 Assume ${\displaystyle AC}$ and ${\displaystyle BD}$ are not parallel. Then the parallel line to ${\displaystyle AC}$ through ${\displaystyle D}$ intersects ${\displaystyle SA}$ in ${\displaystyle B_{0}\neq B}$. Since ${\displaystyle |SB|:|SA|=|SD|:|SC|}$ is true, we have ${\displaystyle |SB|={\frac {|SD||SA|}{|SC|}}}$ and on the other hand from claim 2 we have ${\displaystyle |SB_{0}|={\frac {|SD||SA|}{|SC|}}}$. So ${\displaystyle B}$ and ${\displaystyle B_{0}}$ are on the same side of ${\displaystyle S}$ and have the same distance to ${\displaystyle S}$, which means ${\displaystyle B=B_{0}}$. This is a contradiction, so the assumption could not have been true, which means ${\displaystyle AC}$ and ${\displaystyle BD}$ are indeed parallel ${\displaystyle \square }$

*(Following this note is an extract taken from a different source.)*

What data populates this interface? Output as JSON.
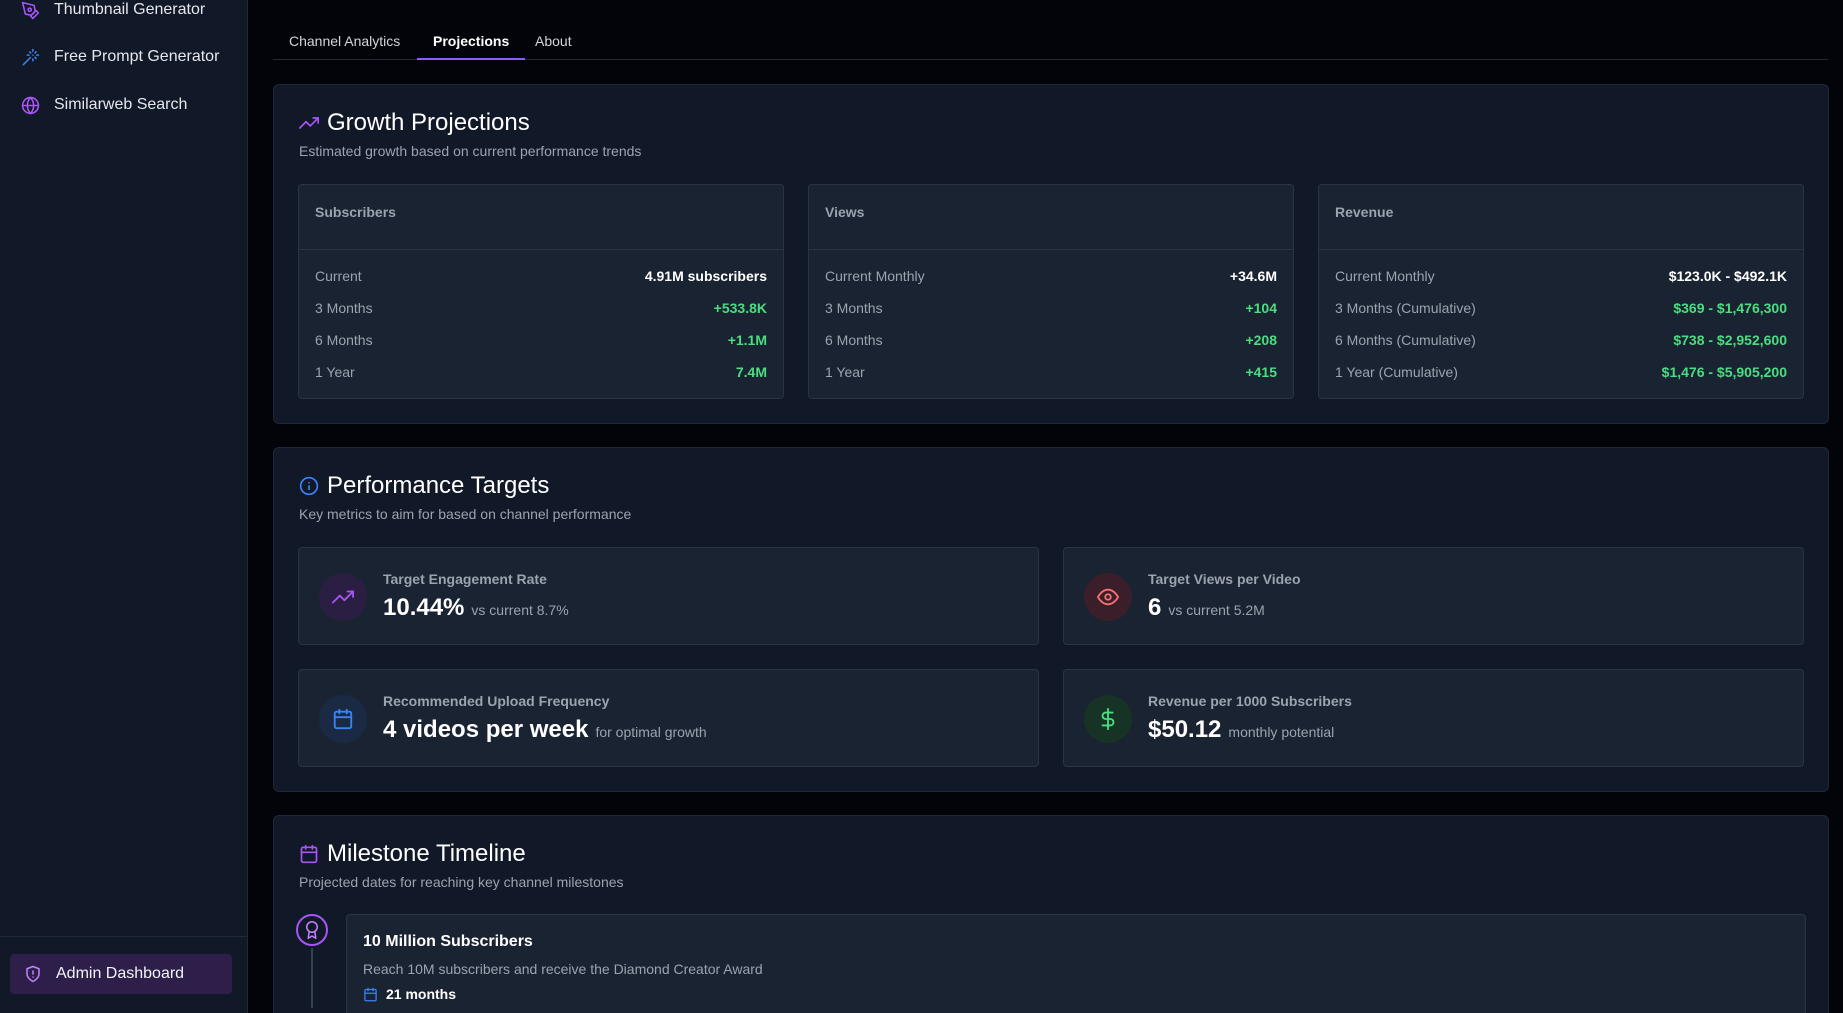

### claim 4

Can be shown by applying the intercept theorem for 2 lines.